SEAMS 2024
Mon 15 - Tue 16 April 2024 Lisbon, Portugal
co-located with ICSE 2024

Mon 15 Apr

Displayed time zone: Lisbon change

09:00 - 10:30
Session1: Opening + Keynote by Alessandra RussoResearch Track at Luis de Freitas Branco
SEAMS 2024 Opening
Research Track

Keynote: Advances on Symbolic Machine Learning and Recent Applications to Software Engineering
Research Track
Alessandra Russo Imperial College London

Information for Participants
Mon 15 Apr 2024 09:00 - 10:30 at Luis de Freitas Branco - Session1: Opening + Keynote by Alessandra Russo
Info for session

Keynote Title: Advances on Symbolic Machine Learning and Recent Applications to Software Engineering

Abstract: Learning interpretable models from data is one of the main challenges of AI. Symbolic Machine Learning, a field of Machine Learning, offers algorithms and systems for learning models that explain data in the context of a given domain knowledge. In contrast to statistical learning, models learned by Symbolic Machine Learning are interpretable: they can be translated into natural language and understood by humans. In this talk, I will overview our state-of-the-art symbolic machine learning system (ILASP) capable of learning different classes of models, (e.g., non-monotonic, non-deterministic and preference-based) for real-world problems, in a manner that is data efficient, scalable, and robust to noise. I will show how such system can be integrated with statistical and deep learning to provide neuro-symbolic AI solutions for learning complex interpretable knowledge from unstructured data. I will then illustrate how these advances can be applied to areas such agent learning, run-time adaptation of security for unmanned arial vehicles, and online learning of policies for explainable security.

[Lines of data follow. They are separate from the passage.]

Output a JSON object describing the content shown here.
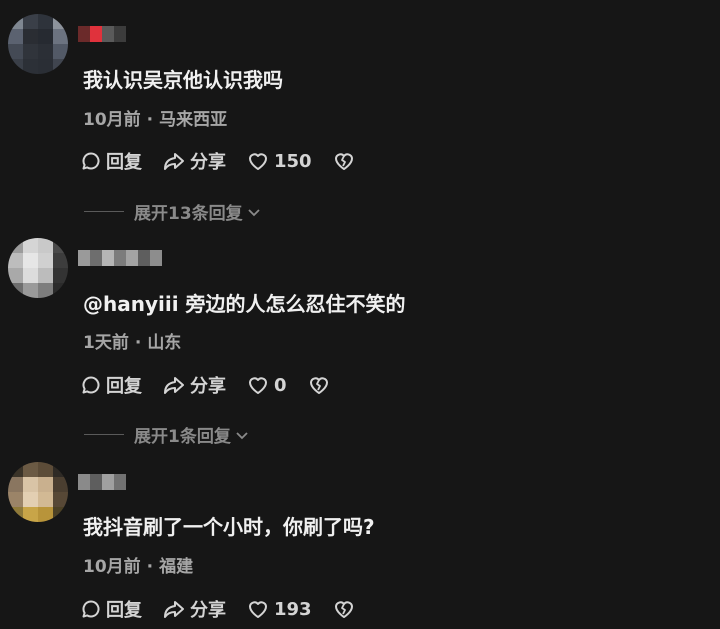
{
  "comments": [
    {
      "text": "我认识吴京他认识我吗",
      "time": "10月前",
      "separator": "·",
      "location": "马来西亚",
      "reply_label": "回复",
      "share_label": "分享",
      "like_count": "150",
      "expand_label": "展开13条回复"
    },
    {
      "text": "@hanyiii 旁边的人怎么忍住不笑的",
      "time": "1天前",
      "separator": "·",
      "location": "山东",
      "reply_label": "回复",
      "share_label": "分享",
      "like_count": "0",
      "expand_label": "展开1条回复"
    },
    {
      "text": "我抖音刷了一个小时，你刷了吗?",
      "time": "10月前",
      "separator": "·",
      "location": "福建",
      "reply_label": "回复",
      "share_label": "分享",
      "like_count": "193"
    }
  ],
  "colors": {
    "background": "#161616",
    "text": "#f0f0f0",
    "meta": "#a6a6a6",
    "muted": "#8a8a8a"
  }
}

Bio: Alessandra Russo is a Professor on Applied Computational Logic, at the Department of Computing, Imperial College London, Deputy director of the UKRI Centre for Doctoral Training in “Safe and Trusted AI”, and promoter of the Imperial-X inter-disciplinary research initiative “Intelligible AI” on explainable, safe and trustworthy AI. She leads the “Structured and Probabilistic Intelligent Knowledge Engineering (SPIKE)” research group at the Department of Computing. She has pioneered several state-of-the-art symbolic machine learning systems, Including the recent state-of-the-art LAS (Learning from Answer Sets) system for learning interpretable knowledge from labelled data. More recently she has explored novel methodologies for neuro-symbolic learning that integrate machine learning and probabilistic inference with symbolic learning to support generalisation and transfer learning from multimodal unstructured data. She has published over 200 articles in flagship conferences and high impact journals in Artificial Intelligence and Software Engineering, and led various projects funded by the EPSRC, the EU and Industry.